Even some of the basics of Islam are familiar to a wide swath of the public. Six-in-ten U.S. adults know that Ramadan is an Islamic holy month (as opposed to a Hindu festival of lights, a Jewish prayer for the dead, or a celebration of the Buddha’s birth) and that Mecca (not Cairo, Medina or Jerusalem) is Islam’s holiest city and a place of pilgrimage for Muslims.
On the other hand, Americans are less familiar with some basic facts about other world religions, including Judaism, Buddhism and Hinduism. Just three-in-ten U.S. adults know that the Jewish Sabbath begins on Friday, one-quarter know that Rosh Hashana is the Jewish New Year, and one-in-eight can correctly identify the religion of Maimonides (an influential Jewish scholar in the Middle Ages).
Roughly one-in-five Americans (18%) know that the “truth of suffering” is among Buddhism’s four “noble truths,” and just 15% correctly identify the Vedas as a Hindu text.
Many Americans also struggle to answer some questions about the size of religious minorities in the U.S. and about religion’s role in American government. For instance, most U.S. adults overestimate the shares of Jews and Muslims in the U.S. or are unaware that Jews and Muslims each account for less than 5% of the population. And when asked what the U.S. Constitution says about religion as it relates to federal officeholders, just one-quarter (27%) correctly answer that it says “no religious test” shall be a qualification for holding office.
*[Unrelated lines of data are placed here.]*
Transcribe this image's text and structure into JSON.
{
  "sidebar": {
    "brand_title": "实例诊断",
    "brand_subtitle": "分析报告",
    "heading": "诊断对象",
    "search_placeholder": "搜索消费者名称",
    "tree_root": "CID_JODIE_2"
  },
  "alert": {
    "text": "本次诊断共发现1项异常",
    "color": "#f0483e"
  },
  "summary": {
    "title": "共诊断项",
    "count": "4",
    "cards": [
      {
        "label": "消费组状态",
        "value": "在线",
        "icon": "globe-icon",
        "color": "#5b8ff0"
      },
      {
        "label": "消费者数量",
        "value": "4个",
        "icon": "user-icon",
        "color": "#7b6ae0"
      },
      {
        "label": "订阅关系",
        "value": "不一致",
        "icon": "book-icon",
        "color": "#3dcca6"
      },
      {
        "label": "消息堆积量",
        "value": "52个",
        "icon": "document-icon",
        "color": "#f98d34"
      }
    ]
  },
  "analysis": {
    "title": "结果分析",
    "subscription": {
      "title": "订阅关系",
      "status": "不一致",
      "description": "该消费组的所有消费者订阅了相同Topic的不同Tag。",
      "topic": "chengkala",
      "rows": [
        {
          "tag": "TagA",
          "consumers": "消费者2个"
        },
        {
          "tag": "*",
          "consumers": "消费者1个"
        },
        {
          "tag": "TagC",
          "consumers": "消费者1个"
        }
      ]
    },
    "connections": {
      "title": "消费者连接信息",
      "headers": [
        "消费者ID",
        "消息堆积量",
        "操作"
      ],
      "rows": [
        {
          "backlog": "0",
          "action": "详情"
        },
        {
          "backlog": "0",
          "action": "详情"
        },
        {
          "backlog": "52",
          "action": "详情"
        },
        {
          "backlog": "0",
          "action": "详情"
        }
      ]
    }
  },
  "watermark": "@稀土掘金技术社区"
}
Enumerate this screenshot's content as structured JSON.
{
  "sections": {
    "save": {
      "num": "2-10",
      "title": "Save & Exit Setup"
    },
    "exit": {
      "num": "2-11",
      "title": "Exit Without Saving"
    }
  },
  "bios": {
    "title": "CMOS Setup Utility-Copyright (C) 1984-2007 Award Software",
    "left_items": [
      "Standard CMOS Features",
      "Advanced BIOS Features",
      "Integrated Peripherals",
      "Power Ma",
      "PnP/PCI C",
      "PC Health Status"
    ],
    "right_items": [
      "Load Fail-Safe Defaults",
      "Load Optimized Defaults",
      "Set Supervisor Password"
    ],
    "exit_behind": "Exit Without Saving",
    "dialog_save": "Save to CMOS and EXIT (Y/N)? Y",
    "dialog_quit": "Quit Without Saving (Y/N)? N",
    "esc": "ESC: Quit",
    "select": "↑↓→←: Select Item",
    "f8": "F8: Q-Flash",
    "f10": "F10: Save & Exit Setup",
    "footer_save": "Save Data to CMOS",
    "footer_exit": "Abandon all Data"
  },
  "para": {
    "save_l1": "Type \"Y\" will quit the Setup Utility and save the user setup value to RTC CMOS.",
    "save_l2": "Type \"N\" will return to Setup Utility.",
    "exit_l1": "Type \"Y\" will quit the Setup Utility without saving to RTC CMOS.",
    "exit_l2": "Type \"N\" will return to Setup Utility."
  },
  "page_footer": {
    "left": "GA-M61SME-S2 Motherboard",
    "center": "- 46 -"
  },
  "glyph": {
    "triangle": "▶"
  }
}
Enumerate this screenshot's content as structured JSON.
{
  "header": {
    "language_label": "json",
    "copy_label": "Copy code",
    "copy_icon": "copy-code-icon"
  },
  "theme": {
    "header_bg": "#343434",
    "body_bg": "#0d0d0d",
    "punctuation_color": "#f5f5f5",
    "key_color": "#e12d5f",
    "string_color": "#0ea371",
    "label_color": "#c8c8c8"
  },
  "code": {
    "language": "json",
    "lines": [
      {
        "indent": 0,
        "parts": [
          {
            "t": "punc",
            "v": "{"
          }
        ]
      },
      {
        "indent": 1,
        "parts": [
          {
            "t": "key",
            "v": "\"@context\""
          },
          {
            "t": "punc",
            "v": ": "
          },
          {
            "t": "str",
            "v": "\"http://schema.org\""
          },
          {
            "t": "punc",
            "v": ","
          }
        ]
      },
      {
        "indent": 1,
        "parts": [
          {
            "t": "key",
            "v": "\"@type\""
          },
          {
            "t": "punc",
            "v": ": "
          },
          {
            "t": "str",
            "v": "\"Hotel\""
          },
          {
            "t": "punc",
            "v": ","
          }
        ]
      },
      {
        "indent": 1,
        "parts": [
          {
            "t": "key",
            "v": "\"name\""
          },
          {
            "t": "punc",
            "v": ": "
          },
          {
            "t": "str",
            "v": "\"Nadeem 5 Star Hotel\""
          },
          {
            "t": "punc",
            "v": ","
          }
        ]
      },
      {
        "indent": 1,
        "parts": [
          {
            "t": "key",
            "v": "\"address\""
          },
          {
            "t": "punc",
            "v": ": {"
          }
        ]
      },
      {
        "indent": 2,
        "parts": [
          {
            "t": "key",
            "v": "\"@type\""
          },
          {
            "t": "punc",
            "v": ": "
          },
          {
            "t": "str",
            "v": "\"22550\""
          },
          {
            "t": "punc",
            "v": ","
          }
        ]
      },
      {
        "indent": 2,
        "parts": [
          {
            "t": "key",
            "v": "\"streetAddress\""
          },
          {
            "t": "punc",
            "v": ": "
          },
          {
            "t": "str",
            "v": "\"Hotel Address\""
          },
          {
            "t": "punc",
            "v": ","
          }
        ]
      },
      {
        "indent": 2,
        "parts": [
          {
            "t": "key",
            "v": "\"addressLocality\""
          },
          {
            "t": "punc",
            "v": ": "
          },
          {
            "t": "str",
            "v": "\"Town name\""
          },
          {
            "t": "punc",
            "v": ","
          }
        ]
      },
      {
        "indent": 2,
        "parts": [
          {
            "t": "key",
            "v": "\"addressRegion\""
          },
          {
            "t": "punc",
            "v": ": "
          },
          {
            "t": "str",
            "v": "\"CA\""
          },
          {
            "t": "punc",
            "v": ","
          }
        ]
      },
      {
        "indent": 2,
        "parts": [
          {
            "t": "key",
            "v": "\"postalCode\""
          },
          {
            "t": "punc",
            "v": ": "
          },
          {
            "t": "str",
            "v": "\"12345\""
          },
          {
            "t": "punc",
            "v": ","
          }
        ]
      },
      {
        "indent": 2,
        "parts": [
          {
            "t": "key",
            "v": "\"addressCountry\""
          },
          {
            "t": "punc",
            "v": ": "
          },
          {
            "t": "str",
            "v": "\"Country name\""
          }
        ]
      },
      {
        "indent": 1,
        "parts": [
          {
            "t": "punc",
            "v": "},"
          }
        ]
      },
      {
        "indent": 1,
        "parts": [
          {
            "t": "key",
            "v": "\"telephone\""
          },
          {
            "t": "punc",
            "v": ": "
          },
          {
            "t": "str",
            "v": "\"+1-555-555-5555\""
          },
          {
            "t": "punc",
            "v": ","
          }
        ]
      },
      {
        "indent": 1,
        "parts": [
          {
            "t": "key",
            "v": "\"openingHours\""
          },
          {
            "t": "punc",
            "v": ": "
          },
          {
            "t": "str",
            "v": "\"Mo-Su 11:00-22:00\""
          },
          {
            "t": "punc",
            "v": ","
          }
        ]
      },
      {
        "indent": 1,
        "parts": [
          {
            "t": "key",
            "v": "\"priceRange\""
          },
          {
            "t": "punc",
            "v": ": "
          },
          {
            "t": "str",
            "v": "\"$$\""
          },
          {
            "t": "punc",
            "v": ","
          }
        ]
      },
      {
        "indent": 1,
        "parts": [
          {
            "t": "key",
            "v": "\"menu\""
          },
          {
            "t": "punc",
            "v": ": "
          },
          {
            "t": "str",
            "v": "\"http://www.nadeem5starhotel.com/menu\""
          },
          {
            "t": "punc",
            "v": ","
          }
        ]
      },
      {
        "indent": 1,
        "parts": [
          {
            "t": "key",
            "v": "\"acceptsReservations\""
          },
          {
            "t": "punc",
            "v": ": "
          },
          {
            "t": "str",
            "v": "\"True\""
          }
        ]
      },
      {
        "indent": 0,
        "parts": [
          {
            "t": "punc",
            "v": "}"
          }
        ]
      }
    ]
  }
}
The survey included some questions designed to see whether higher levels of religious knowledge tend to go hand in hand with more positive attitudes toward various religious groups.
Overall, the answer is “yes.” In general, respondents who are highly knowledgeable about a religious group tend to express relatively warm feelings toward that group, and respondents who are most knowledgeable about religions overall tend to express relatively warm feelings toward a variety of religious groups.
One notable exception to this pattern is evangelical Christians. Respondents who correctly answer at least 25 religious knowledge questions rate evangelicals more coolly than those who get eight or fewer questions right. The survey also shows little connection between overall levels of religious knowledge and views of Mormons and Catholics, once demographic factors are taken into account.
These are among the key findings of a survey conducted online Feb. 4 to 19, 2019, among 10,971 respondents. The study was conducted mostly among members of Pew Research Center’s American Trends Panel (a nationally representative panel of randomly selected U.S. adults recruited from landline and cellphone random-digit-dial surveys and an address-based survey), supplemented by interviews with members of the Ipsos KnowledgePanel. The margin of sampling error for the full sample is plus or minus 1.5 percentage points.
The survey was designed to measure the public’s knowledge about a wide range of religious subjects. The religious knowledge section consisted of 32 questions in total, including 14 about the Bible and Christianity, 13 about other world religions (four about Judaism, three about the religious composition of particular countries, two each about Islam and Hinduism, and one each about Buddhism and Sikhism), two about atheism and agnosticism, two about the size of religious minorities in the U.S. adult population, and one about religion in the U.S. Constitution.
For a list of all the questions, see the full report.
For more information, or to arrange an interview with the study’s lead author, Research Associate Becka Alper, please contact Anna Schiller at [email protected] or (+1) 202 419 4514.